Language Groups

There are two main language groups found in Europe, and several smaller groups, or isolated languages. The main groups are:

Other languages found in Europe during the Middle Ages include:

Indo-European languages

The Indo-European language group, or more properly group of language groups, comprises the following sub-groups:

There are enough similarities between all of the Indo-European languages to tie them together -- for example they are all Inflectional languages, which means that the structure of a word changes form to indicate its grammatical function. e.g. in English who, whose, and whom are inflected nominative, genitive, and accusative forms of the same word (although English is not a highly inflectional language -- most of the Slavonic languages are much more inflectional).

Finno-Ugric languages

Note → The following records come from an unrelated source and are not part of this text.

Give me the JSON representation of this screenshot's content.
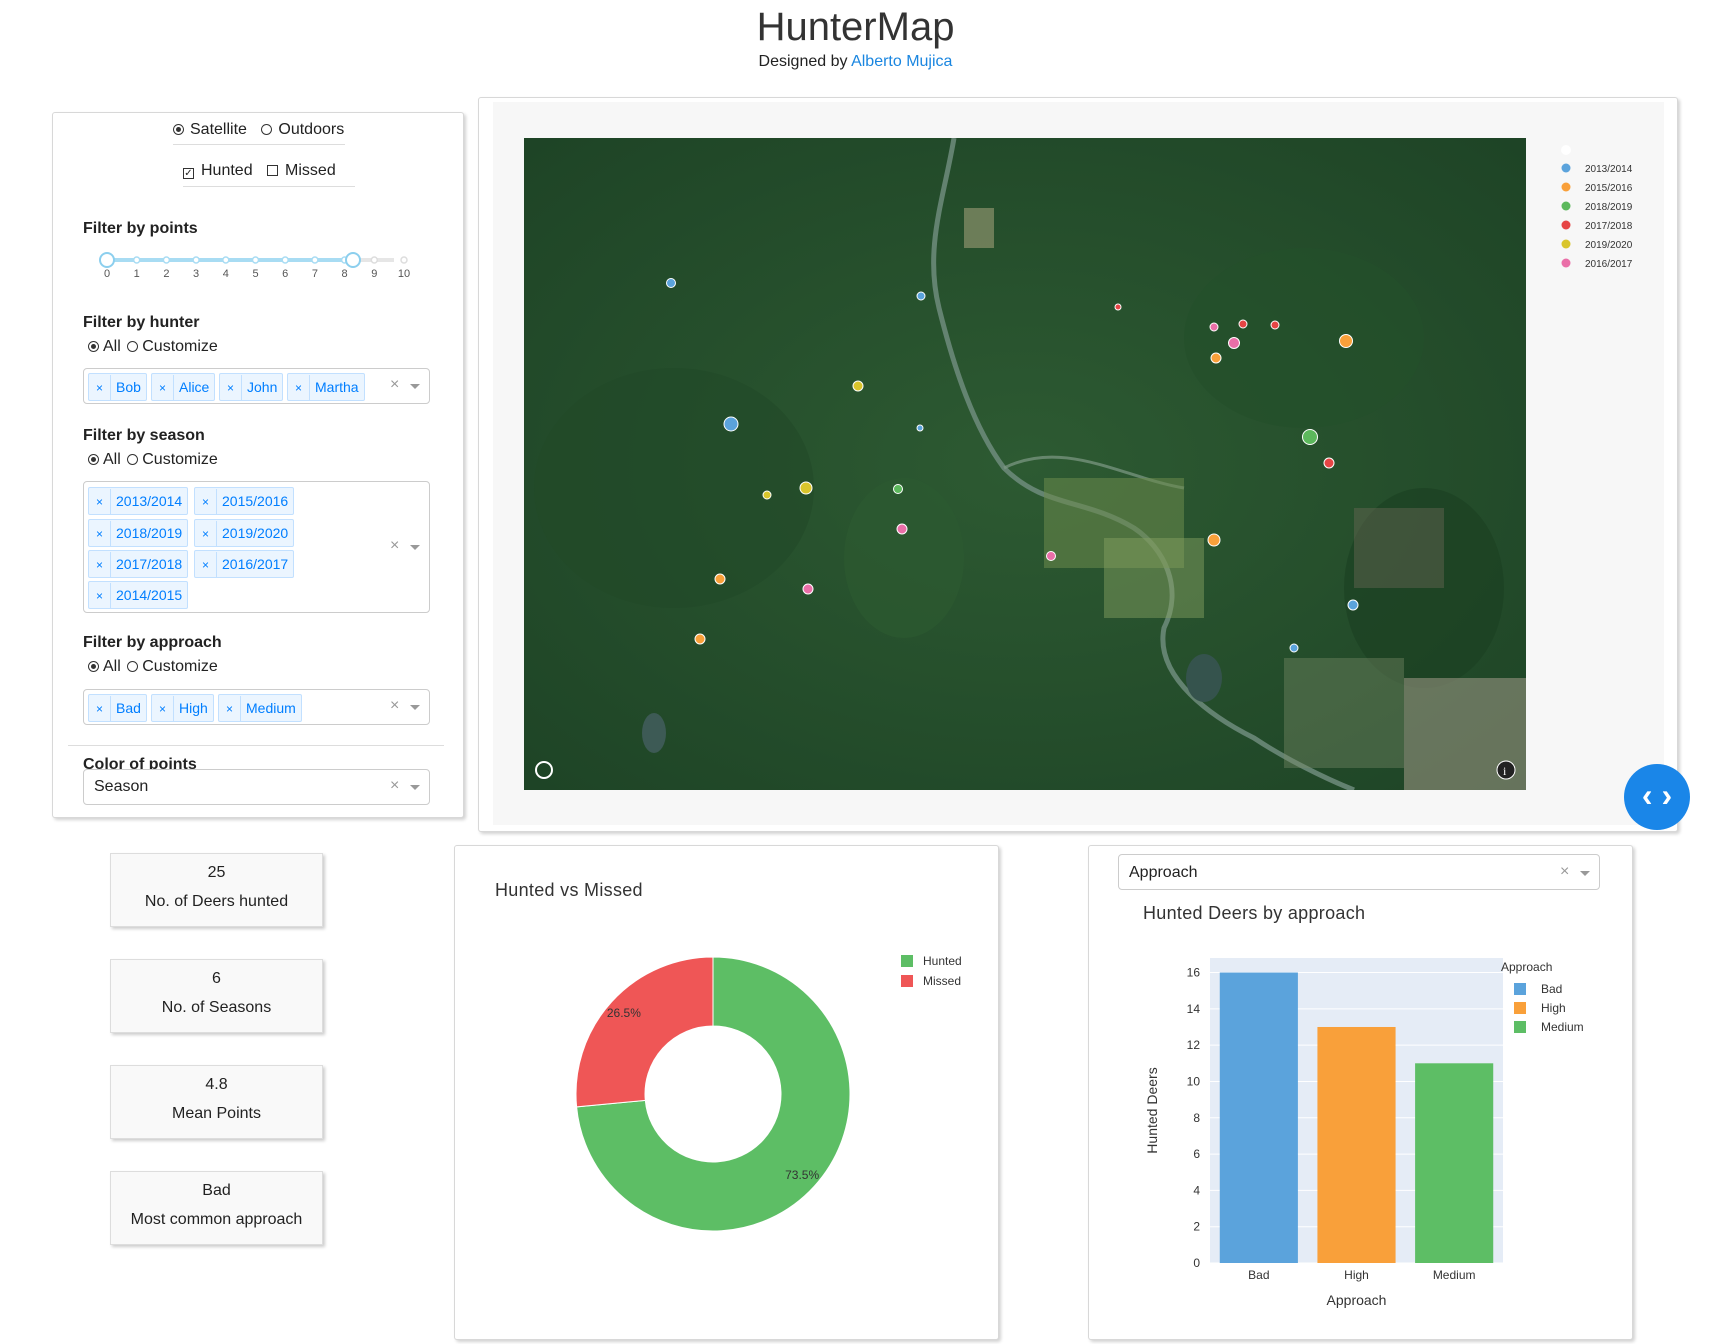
{
  "header": {
    "title": "HunterMap",
    "subtitle_prefix": "Designed by ",
    "author": "Alberto Mujica"
  },
  "controls": {
    "basemap": {
      "options": [
        "Satellite",
        "Outdoors"
      ],
      "selected": "Satellite"
    },
    "status": {
      "options": [
        "Hunted",
        "Missed"
      ],
      "checked": [
        "Hunted"
      ]
    },
    "points_filter": {
      "label": "Filter by points",
      "ticks": [
        "0",
        "1",
        "2",
        "3",
        "4",
        "5",
        "6",
        "7",
        "8",
        "9",
        "10"
      ],
      "range": [
        0,
        8
      ]
    },
    "hunter_filter": {
      "label": "Filter by hunter",
      "radio": [
        "All",
        "Customize"
      ],
      "selected": "All",
      "tags": [
        "Bob",
        "Alice",
        "John",
        "Martha"
      ]
    },
    "season_filter": {
      "label": "Filter by season",
      "radio": [
        "All",
        "Customize"
      ],
      "selected": "All",
      "tags": [
        "2013/2014",
        "2015/2016",
        "2018/2019",
        "2019/2020",
        "2017/2018",
        "2016/2017",
        "2014/2015"
      ]
    },
    "approach_filter": {
      "label": "Filter by approach",
      "radio": [
        "All",
        "Customize"
      ],
      "selected": "All",
      "tags": [
        "Bad",
        "High",
        "Medium"
      ]
    },
    "color_by": {
      "label": "Color of points",
      "value": "Season"
    }
  },
  "map": {
    "legend": [
      {
        "label": "2013/2014",
        "color": "#5ba3dc"
      },
      {
        "label": "2015/2016",
        "color": "#f9a03a"
      },
      {
        "label": "2018/2019",
        "color": "#5cb85c"
      },
      {
        "label": "2017/2018",
        "color": "#e64545"
      },
      {
        "label": "2019/2020",
        "color": "#d9c52c"
      },
      {
        "label": "2016/2017",
        "color": "#ea6fa8"
      }
    ]
  },
  "stats": [
    {
      "value": "25",
      "label": "No. of Deers hunted"
    },
    {
      "value": "6",
      "label": "No. of Seasons"
    },
    {
      "value": "4.8",
      "label": "Mean Points"
    },
    {
      "value": "Bad",
      "label": "Most common approach"
    }
  ],
  "pie_panel": {
    "title": "Hunted vs Missed"
  },
  "bar_panel": {
    "dropdown_value": "Approach",
    "title": "Hunted Deers by approach"
  },
  "chart_data": [
    {
      "type": "pie",
      "title": "Hunted vs Missed",
      "labels": [
        "Hunted",
        "Missed"
      ],
      "values": [
        73.5,
        26.5
      ],
      "value_labels": [
        "73.5%",
        "26.5%"
      ],
      "colors": [
        "#5dbe65",
        "#ef5656"
      ],
      "hole": 0.5,
      "legend_position": "top-right"
    },
    {
      "type": "bar",
      "title": "Hunted Deers by approach",
      "categories": [
        "Bad",
        "High",
        "Medium"
      ],
      "values": [
        16,
        13,
        11
      ],
      "colors": [
        "#5ba3dc",
        "#f9a03a",
        "#5dbe65"
      ],
      "xlabel": "Approach",
      "ylabel": "Hunted Deers",
      "ylim": [
        0,
        16.8
      ],
      "yticks": [
        "0",
        "2",
        "4",
        "6",
        "8",
        "10",
        "12",
        "14",
        "16"
      ],
      "legend_title": "Approach",
      "legend": [
        "Bad",
        "High",
        "Medium"
      ],
      "legend_position": "top-right"
    }
  ]
}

The Finno-Ugric language group is a much smaller group than Indo-European. It evolved from the ancient Finnish languages which have existed from the stone age in the forests of Finland and northern Europe.

The main languages in the Finno-Ugric group are:

Yes, the spread of these languages is interesting. The Magyars were originally a northern steppe tribe descended from the Finns

The Finno-Ugric languages are all Agglutinative languages, which mean that they use prefixes and suffixes to indicate the grammatical role of the words. Note that the Turkic and other Steppe languages such as Mongolian are also agglutinative and have many similar grammatical structures, which seems to indicate a connection between these language groups, possibly a very ancient connection.

Semitic and Hamitic languages

It is worth considering these together as they almost form a combined group. The Hamitic languages are as closely related to Semitic as they are to each other.

The main languages in these groups are Hebrew, Arabic and in earlier times Aramaic and the various north African and Egyptian languages.

The common theme amongst these languages is that they all exhibit a pattern of root words consisting of three consonants, with vowel changes, prefixes, and suffixes used to inflect them. For instance, in Hebrew:

  • gdl means "big" but is no part of speech and not a word, just a root
  • gadol means "big" and is an adjective
  • gidel means "he magnified"
  • magdelet means "magnifier" (lens)

The languages all have alphabets (eg: the Hebrew alphabet, or alef-bet), which contain a set of consonants, with the vowels written around, under, following, or above the consonants. They are written right-to-left, rather than left-to-right as in English.

Western Mediterranean languages

Probably the most interesting group of languages from a scholar's point of view, but the least widespread, the Western Mediterranean language group arguably includes the following languages:

There are many theories on the relationship between these languages, and many difficulties involved in analysing them (mostly because nobody speaks Etruscan or the Aegean language any more, and we can't read the surviving inscriptions in this language). It is possible that the language group was more widespread in neolithic times, but was pushed out by the arrival of the Indo-Europeans.

Caucasian languages

Another interesting one to study -- the main surviving language of this group is Georgian. It is also interesting to note that Georgian has very similar language structure to Basque, indicating that Georgian and the other (minor) Caucasian languages were originally part of the Western Mediterranean group -- indicating a further fragment of the ancient tribe that was dispersed by the Indo-Europeans.

See also